If you are from the US and reading this think of the ACT just as you would DC.
This story refers to the small “territory” legislature which in the end in is beholden to the federal powers so even if this piece of legislation gets through after being neutered, see below, the big boys and girls (although because it is Australia we are somewhat light on female representatives at national level politics) could, if they so desire, put a halt to the whole shebang.
Labor MLA Michael Pettersson. has been trying for some time to introduce a private members bill to make adult use cannabis legal here’s the latest set of amendments others want the bill to carry. We applaud Pettersson for his tenacity but we’re not going to hold our breath on anything actually happening.
In its current state, the bill will make it legal for an individual to possess four naturally cultivated (we’ll get back to this) cannabis plants and possess up to 50 grams of weed for personal use. The bill has the in-principle support of both the Labor party and the Greens, which gives them the majority required to pass the bill in the ACT’s legislative assembly.
According to the bill’s explanatory statement, two of its primary motivating factors are changing attitudes to weed and research that has, so far, found it to be not all that bad for you compared to, say, smoking and drinking:
Community attitudes on cannabis are shifting and unbiased research has shown it is not a particularly harmful substance. According to the Australian Institute for Health and Welfare in their report, Impact of Alcohol and Illicit Drug Use on the Burden of Disease and Injury in Australia, alcohol represents 4.6% of the total burden of diseases and injuries in Australia, tobacco 9% and cannabis only 0.1%.
Despite causing 46 times less harm than alcohol, cannabis remains illegal. . . . The National Drug Household Strategy Household Survey 2016 found that 35% of Australians have used cannabis and 10% have used it in the last year.

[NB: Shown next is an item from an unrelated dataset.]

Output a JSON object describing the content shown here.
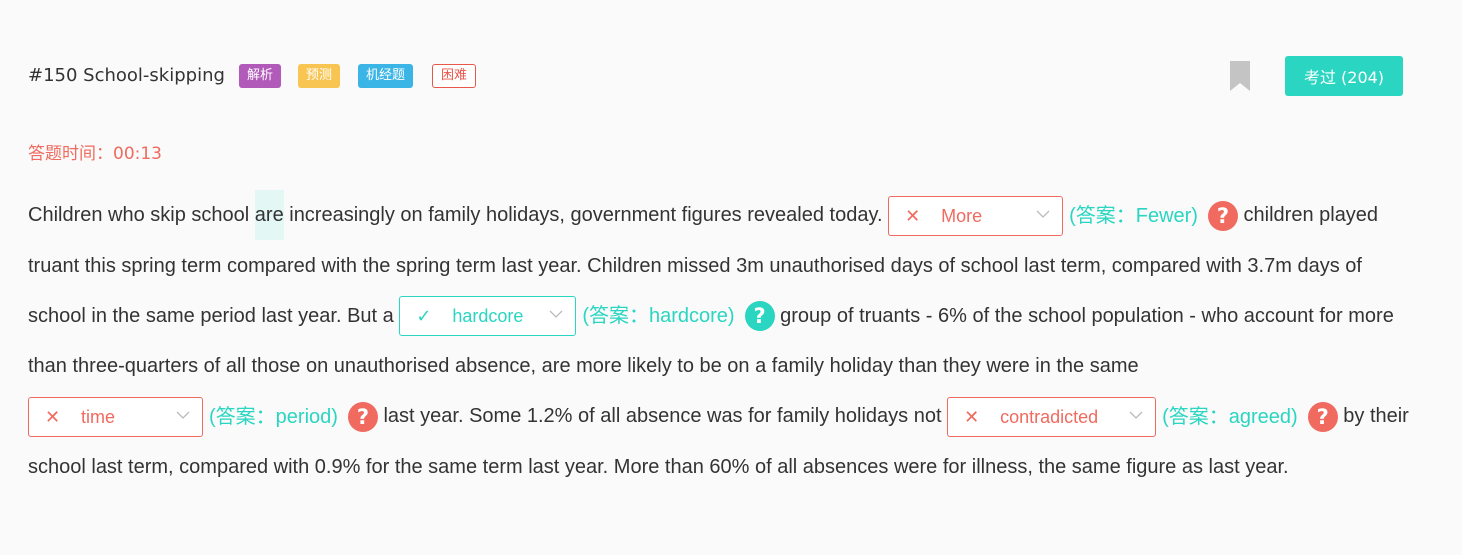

But the substantial profits of cannabis go to organised crime and away from health and education.
Although they agree that it is, indeed, time to legalise it, both Labor and the Greens have amendments to the bill they intend to put forward before it becomes law. The current bill makes it legal for a person to cultivate one to four plants, but only if they do not do so in an ‘artificial’ manner. Specifically, this means that it hasn’t been been “hydroponically” cultivated or grown “with the application of an artificial source of light or heat“.
According to Pettersson, this exclusion is made on the basis that it is substantially easier to grow larger amounts quicker using hydro and grow lamps, which could allow people to cultivate an amount that would far exceed the amount needed for personal use. This is especially true if, say, you had more than six or seven people living in a share house, each using their personal limit.
One of the amendments to the bill that the Greens are seeking is to remove that exclusion, on the basis that “almost all the cannabis consumed in the ACT is cultivated artificially and growing through more ‘natural’ means is not viable for a significant portion of the year in the ACT’s climate“, according to ACT Greens leader Shane Rattenbury.
The Greens are also seeking to increase the legal amount for people that are using weed for medicinal purposes, believing that they may need to stockpile larger amounts and that 50 grams could be insufficient for that purpose. Additionally, they aim to add a set of objectives into the Drugs of Dependence Act 1989 to “reflect a commitment to harm minimisation and the treatment of drug use as a health issue“, in concert with which they want to establish an independent cannabis advisory council to provide advice to the government on this issue.
Rattenbury indicated that further changes may need to be made with technicalities in the bill, such as with the limits as to where you can legally smoke. The current text of the bill would make it an offence to smoke cannabis within 20 metres of a child (fair enough, you don’t want to hotbox a child) but, as Rattenbury pointed out to P.TV, this becomes somewhat complicated if you, say, live in an apartment block and unknowingly vape while a child is on the other side of your living room wall.
As a fun aside, here is how smoking cannabis is defined in the current bill:
- to directly puff smoke, or vapour, from cannabis, or a product that contains cannabis, whether or not a device for the inhalation of smoke, or vapour, is used; or
- to hold or to have control over—
- cannabis, or a product that contains cannabis, while it is ignited; or
- a personal vaporiser that contains cannabis and that is 1 activated
Where a ‘device’ is, for example: a personal vaporiser, a hookah, water pipe, bong, or cigarette holder. I absolutely love to hold or have control over a product that contains cannabis while it is ignited. Simply cannot get enough of it.
At this stage, it looks promising that the bill will come into effect this year. Pettersson told P.TV that he understands it will likely be voted on at the “middle of the year“, similarly Chief minister Andrew Barr told the Canberra Times that he reckons it might well be “the middle of the year before debate concludes“. Rattenbury told P.TV that he believes it could be in place in “broad terms” before the end of the year, including a period for public education.